With an FHA loan, your mortgage insurance premiums, or "MIP", are paid directly to FHA. MIP is required on all FHA loans. There is an upfront premium ("UFMIP") which is typically included in your closing costs, and can be rolled into your mortgage. There is also a monthly premium included as part of your monthly payment. Usually, this monthly premium remains a part of your payment for the life of your loan.

Veterans’ Affairs (VA)
Instead of typical mortgage insurance, the VA guarantee acts as a risk protection mechanism on VA loans. There is no monthly cost associated with your monthly payment. Instead, there is an upfront "VA Funding Fee" due at closing, which can be rolled into your mortgage. This funding fee will vary based on factors like the purpose of your loan, whether or not you’ve had a previous VA loan, your type of military service, your disability status, and the amount of your down payment.

US Department of Agriculture ("USDA" or "Rural Housing")
The insurance premium associated with USDA loans is typically referred to as the "Guarantee Fee". You’ll pay the guarantee fee both upfront, which can be rolled into your mortgage; and as part of your monthly payment.

Is it better for me to rent or own?

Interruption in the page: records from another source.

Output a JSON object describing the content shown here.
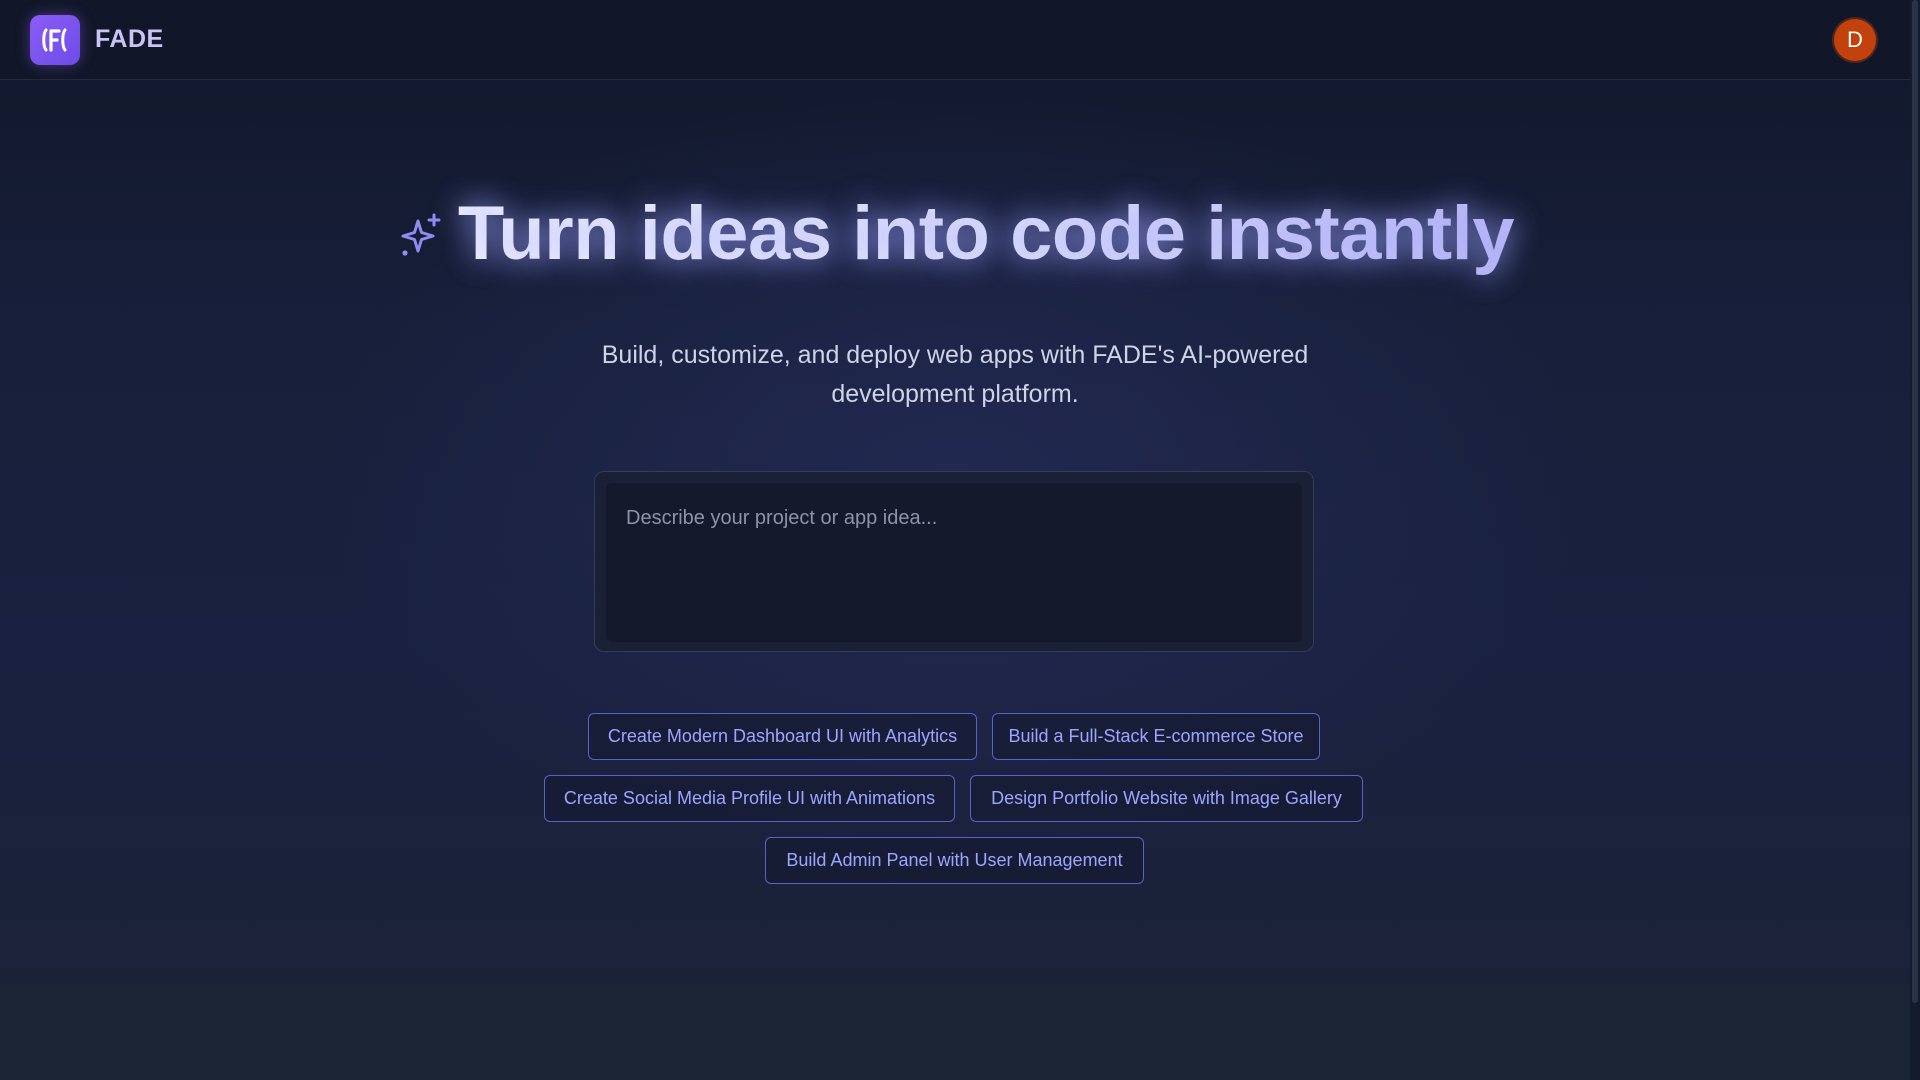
{
  "header": {
    "brand": "FADE",
    "logo_icon": "fade-logo-icon",
    "avatar_initial": "D"
  },
  "hero": {
    "icon": "sparkle-icon",
    "title": "Turn ideas into code instantly",
    "subtitle": "Build, customize, and deploy web apps with FADE's AI-powered development platform."
  },
  "prompt": {
    "placeholder": "Describe your project or app idea...",
    "value": ""
  },
  "suggestions": [
    "Create Modern Dashboard UI with Analytics",
    "Build a Full-Stack E-commerce Store",
    "Create Social Media Profile UI with Animations",
    "Design Portfolio Website with Image Gallery",
    "Build Admin Panel with User Management"
  ],
  "colors": {
    "accent": "#8b5cf6",
    "suggestion_text": "#9ea5ff",
    "avatar_bg": "#c2410c"
  }
}
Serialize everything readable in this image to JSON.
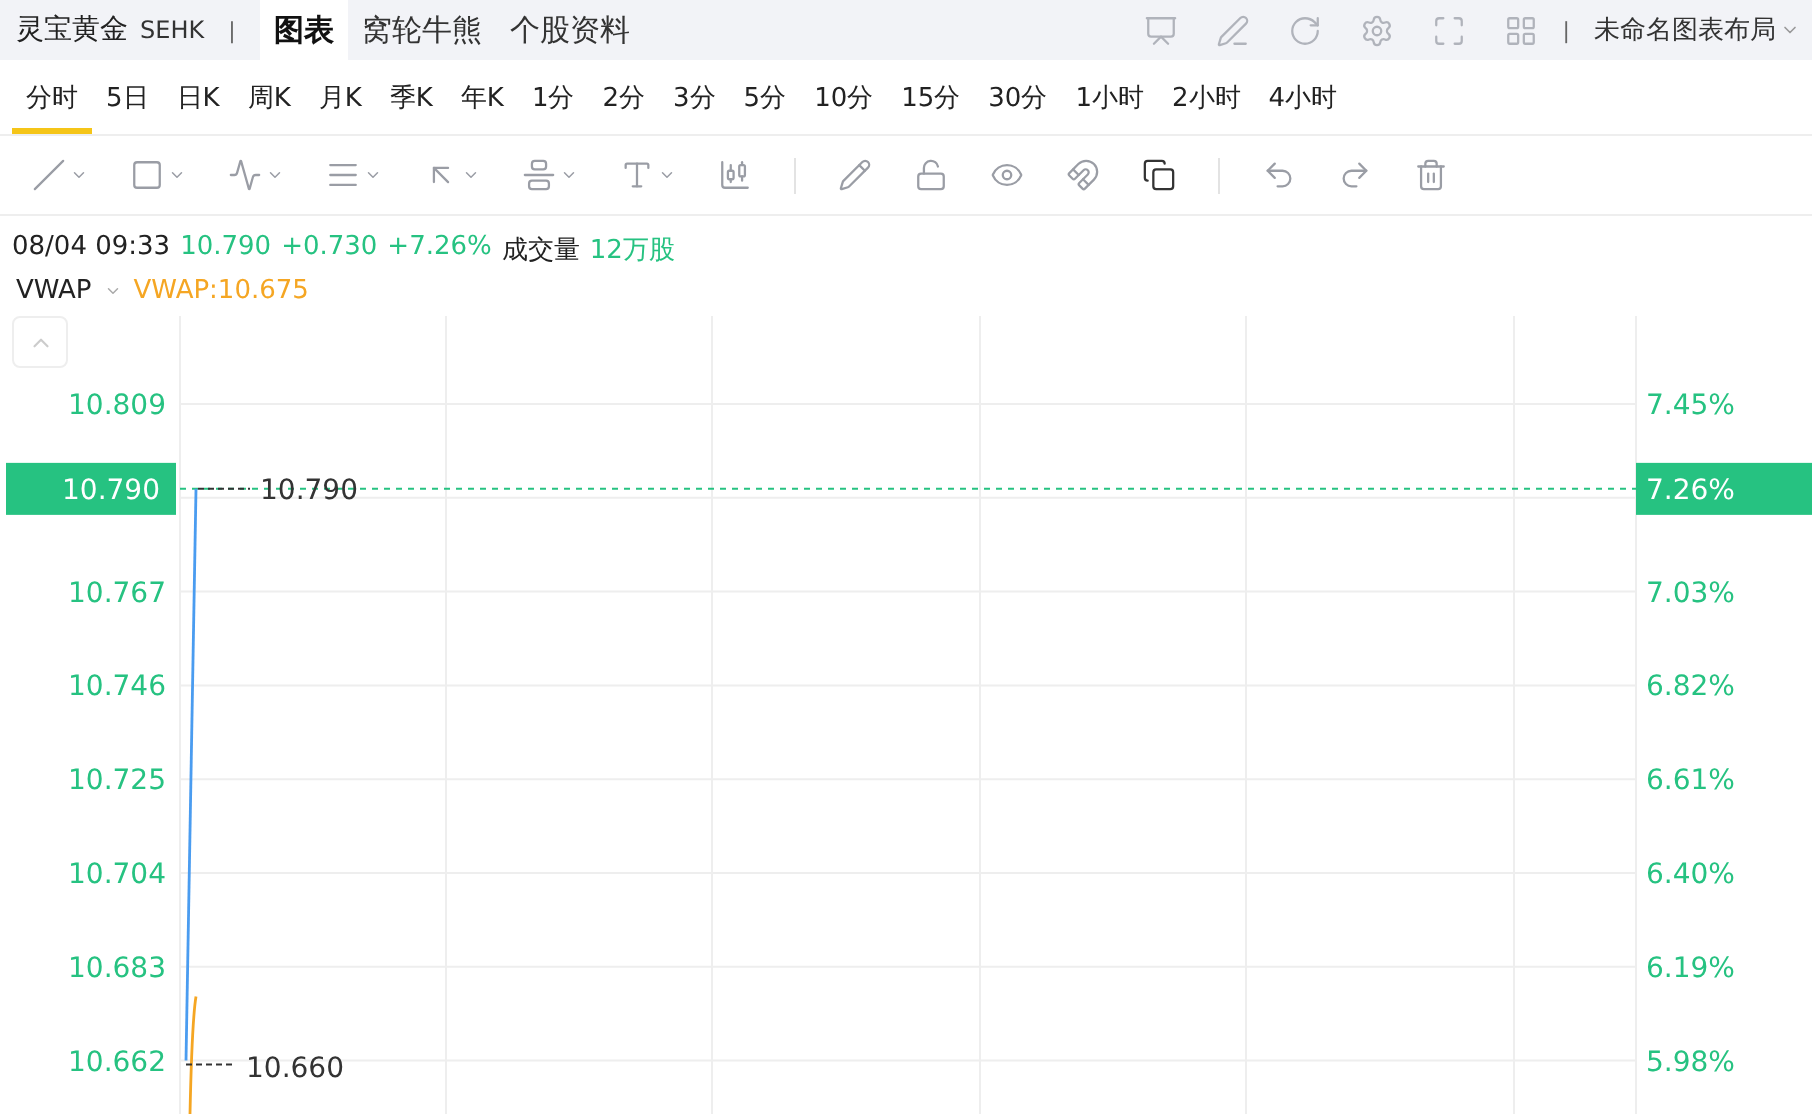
{
  "header": {
    "symbol": "灵宝黄金",
    "exchange": "SEHK",
    "divider": "|",
    "tabs": [
      {
        "label": "图表",
        "selected": true
      },
      {
        "label": "窝轮牛熊",
        "selected": false
      },
      {
        "label": "个股资料",
        "selected": false
      }
    ],
    "layout": "未命名图表布局"
  },
  "periods": [
    {
      "label": "分时",
      "selected": true
    },
    {
      "label": "5日",
      "selected": false
    },
    {
      "label": "日K",
      "selected": false
    },
    {
      "label": "周K",
      "selected": false
    },
    {
      "label": "月K",
      "selected": false
    },
    {
      "label": "季K",
      "selected": false
    },
    {
      "label": "年K",
      "selected": false
    },
    {
      "label": "1分",
      "selected": false
    },
    {
      "label": "2分",
      "selected": false
    },
    {
      "label": "3分",
      "selected": false
    },
    {
      "label": "5分",
      "selected": false
    },
    {
      "label": "10分",
      "selected": false
    },
    {
      "label": "15分",
      "selected": false
    },
    {
      "label": "30分",
      "selected": false
    },
    {
      "label": "1小时",
      "selected": false
    },
    {
      "label": "2小时",
      "selected": false
    },
    {
      "label": "4小时",
      "selected": false
    }
  ],
  "quote": {
    "time": "08/04 09:33",
    "price": "10.790",
    "change": "+0.730",
    "percent": "+7.26%",
    "volume_label": "成交量",
    "volume": "12万股"
  },
  "indicator": {
    "name": "VWAP",
    "value": "VWAP:10.675"
  },
  "chart": {
    "last_price": "10.790",
    "last_percent": "7.26%",
    "high_label": "10.790",
    "low_label": "10.660",
    "percent_ticks": [
      "7.45%",
      "7.03%",
      "6.82%",
      "6.61%",
      "6.40%",
      "6.19%",
      "5.98%"
    ],
    "price_ticks": [
      "10.809",
      "10.767",
      "10.746",
      "10.725",
      "10.704",
      "10.683",
      "10.662"
    ]
  }
}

There is no mathematical formula to answer this question for you.  People choose to buy a home for a variety reasons, including many that aren’t financial.  For example, some people crave the independence that comes with owning your own place.  Others want to customize their home to make it their own.  However, the most important factors in this decision are financial.  Because your situation is unique, it is impossible give you a definitive answer to this question.  However, our Rent vs. Buy calculator is one of the best out there for helping you simplify the complexities you need to consider when making this important financial decision.